the acceleration due to the agricultural revolution was due to agriculture + a few other things maybe

This linguistic trick only seems to work because you have a single word ("agriculture") that describes most human work at that time. If you want the analogous level of description for "what is going to improve next?" just look up what people are doing in the modern economy. If you need more words to describe the modern economy, then I guess it's going to be "more technologies" that are responsible this time (though in the future, when stuff we do today is a smaller part of the economy, they may describe it using a smaller number of words).

we can say the acceleration due to the industrial revolution was due to engines + international trade + mass-production methods + scientific institutions + capitalist institutions + a few other things I'm forgetting

If you are including lists that long then I guess the thing that's going to change is "improved manufacturing + logistics + construction + retail + finance" or whatever, just sample all the stuff that humans do and then it gets improved.

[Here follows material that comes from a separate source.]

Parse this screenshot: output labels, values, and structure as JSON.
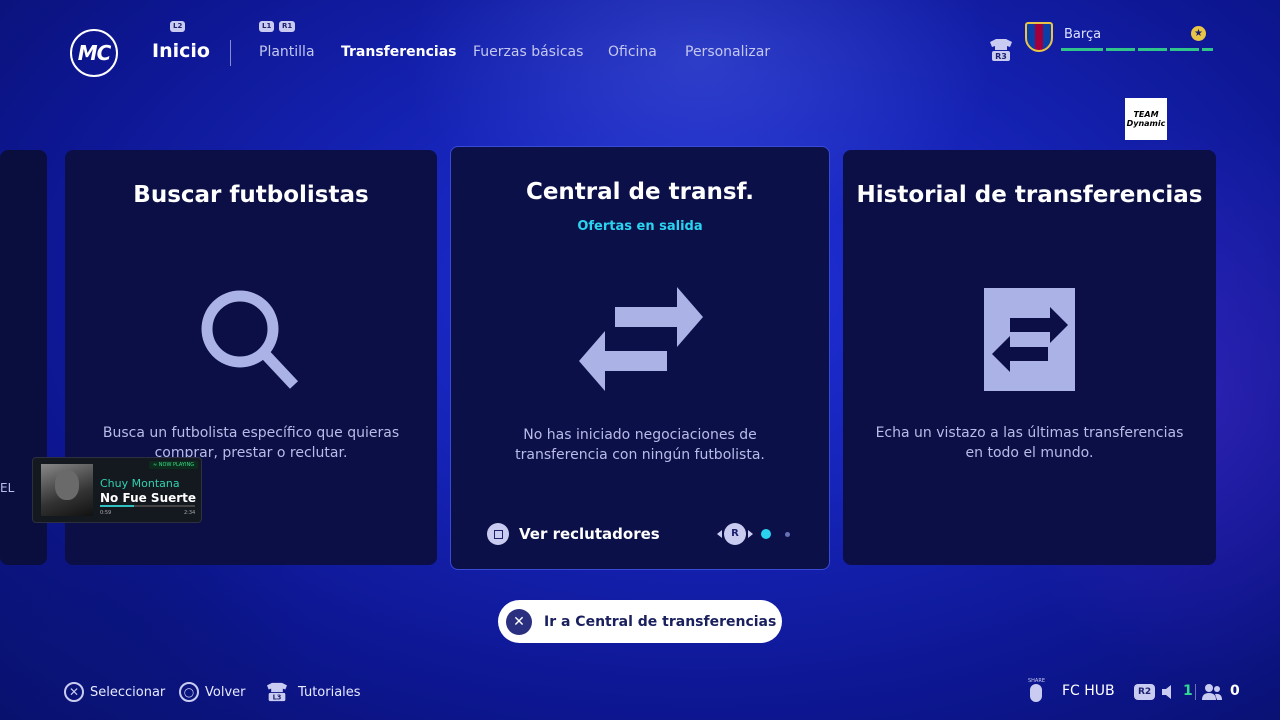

(I think "a few other things" is actually quite a lot of other things, unless you construe "mass-production" super broadly.)

It's fair to call what I did a linguistic trick, but that cuts both ways--it's equally a linguistic trick to say that my original question assumed a small number of technologies. I did have possibilities like the one you mention in mind when I wrote the question, though in retrospect I didn't make that clear. I think the possibility you raise is a good one, and similar to Abram's.

"Do paperclips count as GDP" (Quote from someone)

What is GDP doing in a grey goo scenario. What if there are actually several types of goo that are trading mass and energy between each other? 

What about an economy in which utterly vast amounts of money are being shuffled around on computers, but not that much is actually being produced.

There are a bunch of scenarios where GDP could reasonably be interpreted as multiple different quantities. In the last case, once you decide whether virtual money counts or not, then GDP is a useful measure of what is going on, but measures something different in each case.